A Fine Transitional Style Gilt-Bronze and Sèvres Style Porcelain Mounted Jewellery Box on Stand
A Fine Transitional Style Gilt-Bronze and Sèvres Style Porcelain Mounted Jewellery Box on Stand, Attributed to Alphonse Giroux. This exquisite petite...
DimensionsHeight: 78 cm (31 in)
Width: 26 cm (11 in)
Depth: 23 cm (10 in)
A Fine Transitional Style Gilt-Bronze and Sèvres Style Porcelain Mounted Jewellery Box on Stand, Attributed to Alphonse Giroux.
This exquisite petite jewellery box on stand has a hinged concave moulded top, mounted with foliate porcelain plaques, the plateau with fine gilt-bronze enacadrement inset with a Sèvres style oval porcelain plaque depicting ladies in a pastoral setting and opening to a blue velvet lined interior. The shaped apron to each sided is mounted with porcelain plaques depicting exotic birds; the uprights mounted with rectangular foliate plaques and united by a galleried undertier inset with an oval floral plaque. The hipped cabriole legs are similarly embellished and put down on scrolling gilt-bronze feet.
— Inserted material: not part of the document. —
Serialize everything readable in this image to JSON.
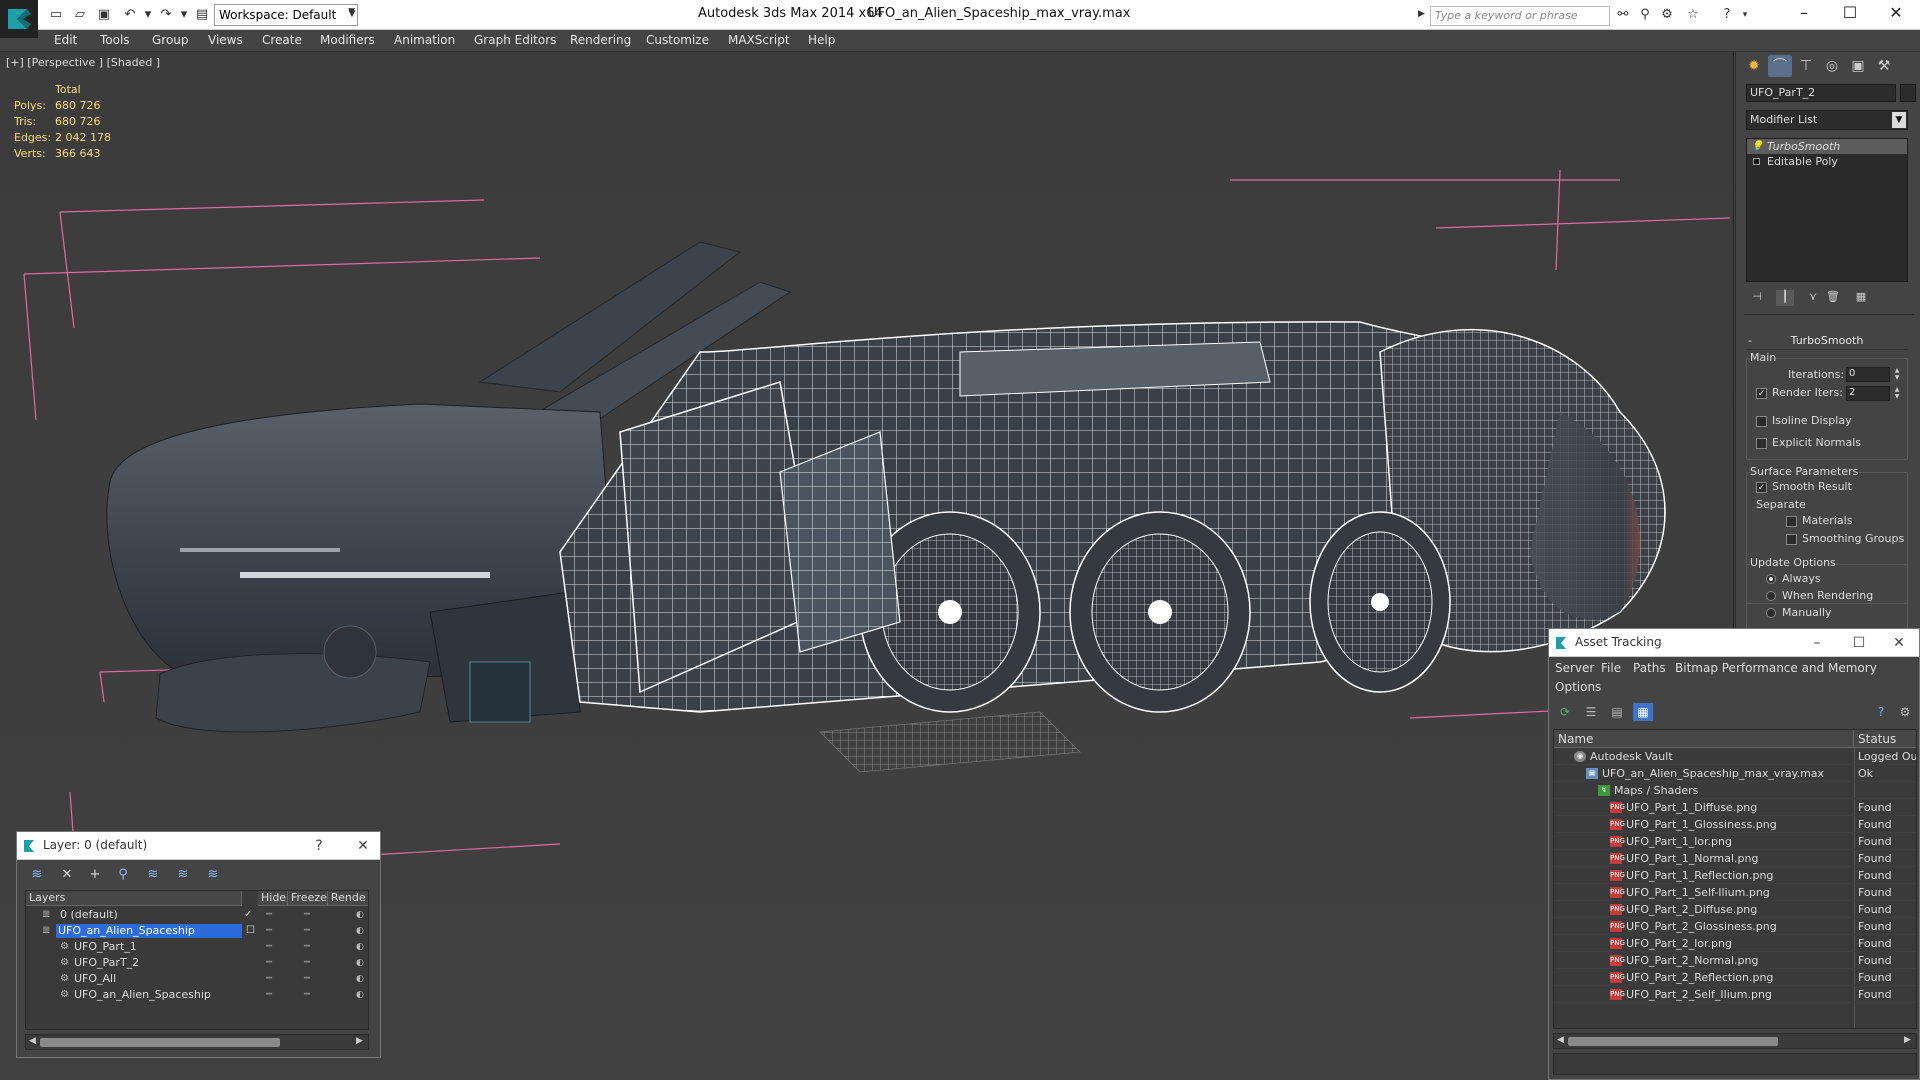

A superb example of the remarkable works of art being produced in Paris in the second half of the 19th Century, combining luxurious materials and exquisite workmanship, this fine jewellery box on stand or ‘coffret à bijoux’ is almost certainly attributable to the celebrated firm of Alphonse Giroux Et Cie. Renowned for their luxurious small items of furniture and curiosities, a number of related items by Giroux are known; mounted in gilt-bronze and with fine porcelain plaques they are stylistically similar, and given the quality of the present example would suggest a strong attribution.
The fashion for porcelain, mounted onto exquisite furniture pieces, was brought to the novelty seeking Parisian connoisseurs by ébénistes working for the principal marchand merciers around 1760. The original pioneer was Simon-Philippe Poirier, the celebrated marchand mercier, working chiefly with the ébéniste Martin Carlin, and who ordered his first plaques in 1758. These items were rare and sought after even at the time of their production, and most examples now reside in museum collections.
The nineteenth century saw a revival for this fashion in porcelain-mounted furniture, with very fine and exquisite pieces being designed such as this very rare jewellery box on stand.
French, Circa 1860.
Gilt-Bronze and Porcelain
Maison Giroux was founded by Francois-Simon-Alphonse Giroux in 1799 at 7 rue du Coq-Saint-Honoré, Paris. The store, specialising in small luxury goods and curiosities, expanded rapidly in the first half of the nineteenth century.
Francois oversaw the manufacture and design of small items of furniture until his death in 1848. He won the ‘Prix de Rome’ in 1825, and a silver medal at the Paris Exhibition of 1834.
Under the direction of Giroux’s sons, Alphonse-Gustave and André, the company flourished and became by the late 1860’s one of the most pre-eminent Parisian Maison de Haute Luxe (luxury stores).
In 1867, Ferdinand Duvinage, a cousin of Alphonse-Gustave and André, took over the management of the business alongside a Mr Harinkouck.
Ledoux-Lebard, Denise. Les Ebénistes du XIX siècle, Les Editions de l’Amateur, (Paris), 1984; pps. 223-30.
D. Kisluk – Grosheide. Maison Giroux and its ‚‘Oriental‚’ Marquetry Technique, The journal of the furniture history society, vol. XXXV, 1999, p. 147-172.